NEW DELHI – President Obama is traveling about 7,500 miles to be the guest at a parade here. But it’s not just any procession.

Obama will attend India’s annual Republic Day parade, a stunning, hours-long spectacle that showcases India’s culture, military, states and federal programs.

The parade, held Jan. 26, celebrates the adoption of the Indian Constitution – the day that India became a republic. (It’s not the same as Indian Independence Day, which is in August.)

Each year, the Indian government invites a different foreign head of state to be its special guest. Last year it was Japanese Prime Minister Shinzo Abe.

“It’s India’s most important formal invitation to offer,” said Alyssa Ayres, a senior fellow for India, Pakistan and South Asia at the Council on Foreign Relations.

The unprecedented invitation to Obama, which officials said came as a surprise, would have been unheard of a few years ago as the relationship between the two countries stagnated. But Indian Prime Minister Narendra Modi, who took office in May, sees the relationship with the United States as one that is good for both India and his ambitions, despite personal and political tensions. Modi was denied a visa by the U.S. government in 2005 due to alleged violations of religious freedom. Modi offered Obama the invitation after the men met in Washington in September.

“I think President Obama was personally honored to receive that invitation,” White House Deputy National Security Adviser Ben Rhodes said. “ I think he sees this as a potentially transitional if not transformational moment for the relationship, because we have a very strong and clear indication from India’s leadership that they want to elevate” our cooperation and relationship.

Obama will be both the first U.S. president to attend the parade and the first to visit India twice while in office. The invitation from Modi also underscores how the men both use social media — Modi put the news on Twitter and the White House publicly accepted via the network.

Obama was also scheduled to visit the Taj Mahal, but shortened his trip to travel to Saudi Arabia, where he will pay respects to the family of the late King Abdullah, who died last week.

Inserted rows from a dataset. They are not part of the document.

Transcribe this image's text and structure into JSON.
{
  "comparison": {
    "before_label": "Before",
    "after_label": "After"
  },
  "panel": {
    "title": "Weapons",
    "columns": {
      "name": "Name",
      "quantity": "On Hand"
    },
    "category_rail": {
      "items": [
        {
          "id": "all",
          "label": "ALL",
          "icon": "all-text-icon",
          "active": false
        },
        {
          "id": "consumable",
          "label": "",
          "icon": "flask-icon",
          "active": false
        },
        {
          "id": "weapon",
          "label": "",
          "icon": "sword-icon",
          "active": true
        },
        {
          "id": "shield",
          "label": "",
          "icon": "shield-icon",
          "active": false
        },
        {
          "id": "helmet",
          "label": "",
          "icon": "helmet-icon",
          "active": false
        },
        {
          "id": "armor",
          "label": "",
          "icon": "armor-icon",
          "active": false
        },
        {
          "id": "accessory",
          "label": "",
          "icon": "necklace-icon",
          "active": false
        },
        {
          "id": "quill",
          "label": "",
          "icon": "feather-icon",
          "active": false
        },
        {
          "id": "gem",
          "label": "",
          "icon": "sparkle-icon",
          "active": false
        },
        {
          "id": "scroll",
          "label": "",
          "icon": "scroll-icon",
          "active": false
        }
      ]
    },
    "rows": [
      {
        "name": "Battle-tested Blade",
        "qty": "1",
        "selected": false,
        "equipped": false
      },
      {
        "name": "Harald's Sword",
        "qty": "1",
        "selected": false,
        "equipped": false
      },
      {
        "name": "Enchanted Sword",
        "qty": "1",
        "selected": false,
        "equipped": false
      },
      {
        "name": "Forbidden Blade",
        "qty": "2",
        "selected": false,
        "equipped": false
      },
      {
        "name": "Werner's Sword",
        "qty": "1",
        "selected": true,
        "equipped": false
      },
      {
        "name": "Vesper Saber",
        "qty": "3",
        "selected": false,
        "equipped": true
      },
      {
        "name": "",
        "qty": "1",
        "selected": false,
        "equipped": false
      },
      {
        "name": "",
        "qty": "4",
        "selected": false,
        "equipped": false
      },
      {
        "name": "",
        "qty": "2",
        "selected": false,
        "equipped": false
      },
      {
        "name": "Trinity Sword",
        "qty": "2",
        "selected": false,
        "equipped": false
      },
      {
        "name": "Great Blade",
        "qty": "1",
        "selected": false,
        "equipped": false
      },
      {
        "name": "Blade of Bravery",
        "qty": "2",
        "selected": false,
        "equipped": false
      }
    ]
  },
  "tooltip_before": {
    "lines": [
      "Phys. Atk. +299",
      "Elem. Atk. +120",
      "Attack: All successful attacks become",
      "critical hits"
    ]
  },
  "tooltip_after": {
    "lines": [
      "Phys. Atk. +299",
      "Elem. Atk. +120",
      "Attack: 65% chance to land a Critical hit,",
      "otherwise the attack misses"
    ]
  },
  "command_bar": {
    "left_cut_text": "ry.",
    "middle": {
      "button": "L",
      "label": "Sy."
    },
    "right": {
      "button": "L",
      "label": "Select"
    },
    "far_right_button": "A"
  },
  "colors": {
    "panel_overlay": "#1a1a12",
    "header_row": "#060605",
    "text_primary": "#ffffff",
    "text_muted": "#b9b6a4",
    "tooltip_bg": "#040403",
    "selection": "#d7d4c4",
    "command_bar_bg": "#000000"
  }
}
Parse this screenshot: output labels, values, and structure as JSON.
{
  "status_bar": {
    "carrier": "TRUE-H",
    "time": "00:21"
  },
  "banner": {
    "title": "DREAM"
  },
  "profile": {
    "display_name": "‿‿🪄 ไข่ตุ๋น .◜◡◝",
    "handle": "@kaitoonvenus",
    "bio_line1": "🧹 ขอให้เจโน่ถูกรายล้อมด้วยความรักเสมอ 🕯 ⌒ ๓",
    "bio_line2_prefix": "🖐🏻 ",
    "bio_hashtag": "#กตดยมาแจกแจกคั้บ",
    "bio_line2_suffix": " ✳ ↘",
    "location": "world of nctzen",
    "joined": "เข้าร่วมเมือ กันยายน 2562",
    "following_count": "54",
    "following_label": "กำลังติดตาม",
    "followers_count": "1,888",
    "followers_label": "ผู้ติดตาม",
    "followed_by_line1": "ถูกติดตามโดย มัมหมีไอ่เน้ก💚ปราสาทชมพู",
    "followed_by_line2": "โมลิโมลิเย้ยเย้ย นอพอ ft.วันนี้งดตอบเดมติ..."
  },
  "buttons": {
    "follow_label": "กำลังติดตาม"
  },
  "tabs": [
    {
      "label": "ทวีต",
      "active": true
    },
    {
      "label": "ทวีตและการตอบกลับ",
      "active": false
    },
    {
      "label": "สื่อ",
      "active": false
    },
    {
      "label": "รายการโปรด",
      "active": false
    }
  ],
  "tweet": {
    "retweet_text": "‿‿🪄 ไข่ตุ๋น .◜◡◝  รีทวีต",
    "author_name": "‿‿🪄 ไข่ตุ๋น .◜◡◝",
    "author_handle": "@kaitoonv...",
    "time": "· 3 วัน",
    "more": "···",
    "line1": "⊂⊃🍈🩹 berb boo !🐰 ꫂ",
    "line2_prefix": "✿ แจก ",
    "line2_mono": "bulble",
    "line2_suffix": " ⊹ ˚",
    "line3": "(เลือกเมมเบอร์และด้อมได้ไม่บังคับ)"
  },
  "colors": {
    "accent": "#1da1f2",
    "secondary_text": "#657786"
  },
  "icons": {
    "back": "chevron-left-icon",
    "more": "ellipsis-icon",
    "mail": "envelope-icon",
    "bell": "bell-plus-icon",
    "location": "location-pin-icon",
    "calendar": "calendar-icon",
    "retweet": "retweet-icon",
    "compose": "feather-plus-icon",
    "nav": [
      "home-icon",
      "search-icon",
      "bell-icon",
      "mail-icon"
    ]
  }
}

Obama should expect to see quite a show filled with pomp and military precision. President Pranjab Mukherjee presides over the parade. It will start with Modi laying a wreath at India Gate to honor members of the military who were killed, followed by a 21-gun salute and the national anthem. The parade proceeds down Rajpath, a ceremonial boulevard, and ends at India’s war memorial. It’s an elaborate spectacle combines elements of a U.S. inauguration, a Russian victory parade and the Trooping of the Color in London, said Tanvi Madan, director of the India Project at the Brookings Institution.

Members of the military will march in formation, a nod to India’s military power and as Modi wants to jointly develop weapons with the U.S. Madan said the Indian border security’s camel contingent— kind of like a cavalry unit but with camels — marches each year.

There will be dances by individuals and groups and elephants marching. A few dozen floats will roll down the wide boulevard; typically they come from one of India’s states. Others showcase government programs — it would be like having a float for Obamacare in the annual Rose Bowl parade.

Indian media is reporting that one theme this year will be Modi’s “Made in India” campaign, which aims to turn India into a global manufacturing hub.

Portions of the parade are open to the public, but require tickets. Needless to say security is going to be extremely, extremely tight. According to the Wall Street Journal, cellphones, food and even remote controlled car keys won’t be allowed on the parade route. Tradition dictates that India's president and the visiting head of state travel together to the parade, but this year reports are that the Secret Service would rather have Obama travel in his own car, an armored limo known as The Beast.

Madan said this trip shows that the relationship between the two countries is getting serious.

“It’s India finally taking the us home to mom and saying here, this is the person I go talk to very quietly usually. I wouldn’t understate the symbolism,” she said.